The rod and reproof give wisdom, but a child left to himself brings shame to his mother. – Proverbs 29:15
Train up a child in the way he should go; even when he is old he will not depart from it. – Proverbs 22:6
Mrs. Huntington gives the following hints for the government of children:
1.”As to government, I have always made it a rule never to give a child what it is passionately earnest to have, however proper the object may be in itself; because, otherwise, an association would immediately be formed in the mind between importunity and success. Were a child always told, when he cries for a thing, ‘You shall have it when you show a proper temper,’ it would soon teach him to be reasonable. I think it the destruction of government to be capricious; to refuse, one day, what, in circumstances not seen by the child to be different, is granted on another; to let fretting and teasing carry a point at one time, when, at another, they would bring punishment. Children very soon see whether we are consistent; and little deviations from an established rule afford great encouragement for the next time. These little deviations do great mischief, and are often imperceptibly by the parent, though the child is quick-sighted enough to observe them.
2. “One thing, my dear friend, I think of the greatest importance, and that is—that children be made always to mind, and consider the parent’s word as their law. Giving up once, after a command has passed, may lay the foundation, and lead to the establishment, of a principle of insubordination as troublesome as unconquerable.
3.”It is also very necessary to good government that punishment should be proportioned to offences. If we make no distinction between intentional offences, and careless inadvertencies, the child, by the frequent recurrence of these latter faults, and the sharp rebukes they bring upon him—will become so accustomed to severe reproof, that he will not mind it. Tenderness of heart is the most powerful human engine of parental government; and when this is lost, it seems to me all is lost, unless the grace of God interposes. The inevitable consequence of frequent reproof is, a heart blunted in its sensibilities, and unmoved by the parent’s displeasure.
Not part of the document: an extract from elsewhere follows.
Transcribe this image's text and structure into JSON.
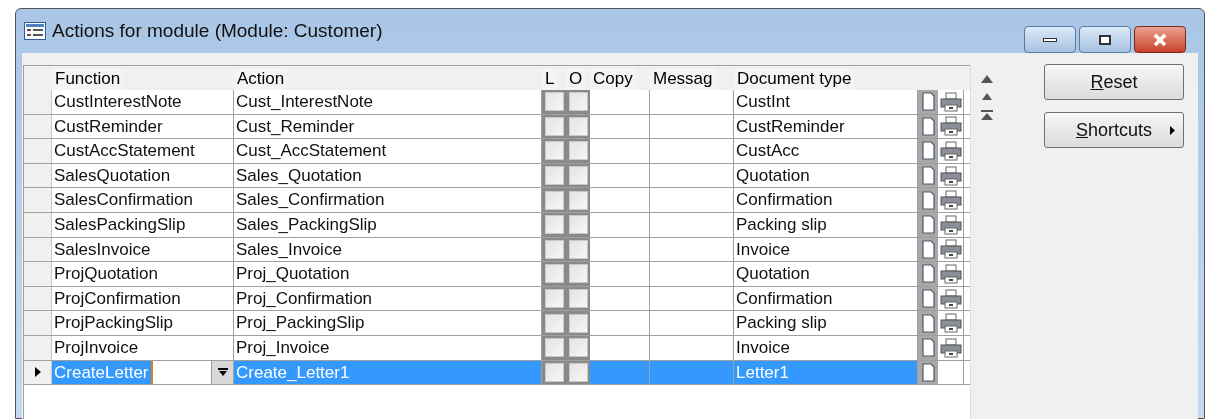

4. Many little things should not be observed, which, if you were conscious the child knew you had observed, ought to be reproved. A harsh and angry tone should never be used, unless a gentle one has previously failed. And I believe, where the authority of the parent is early established by the mild and gentle means to some of which I have alluded, severe measures need be resorted to very seldom.”
Gorham Abbott, The Family At Home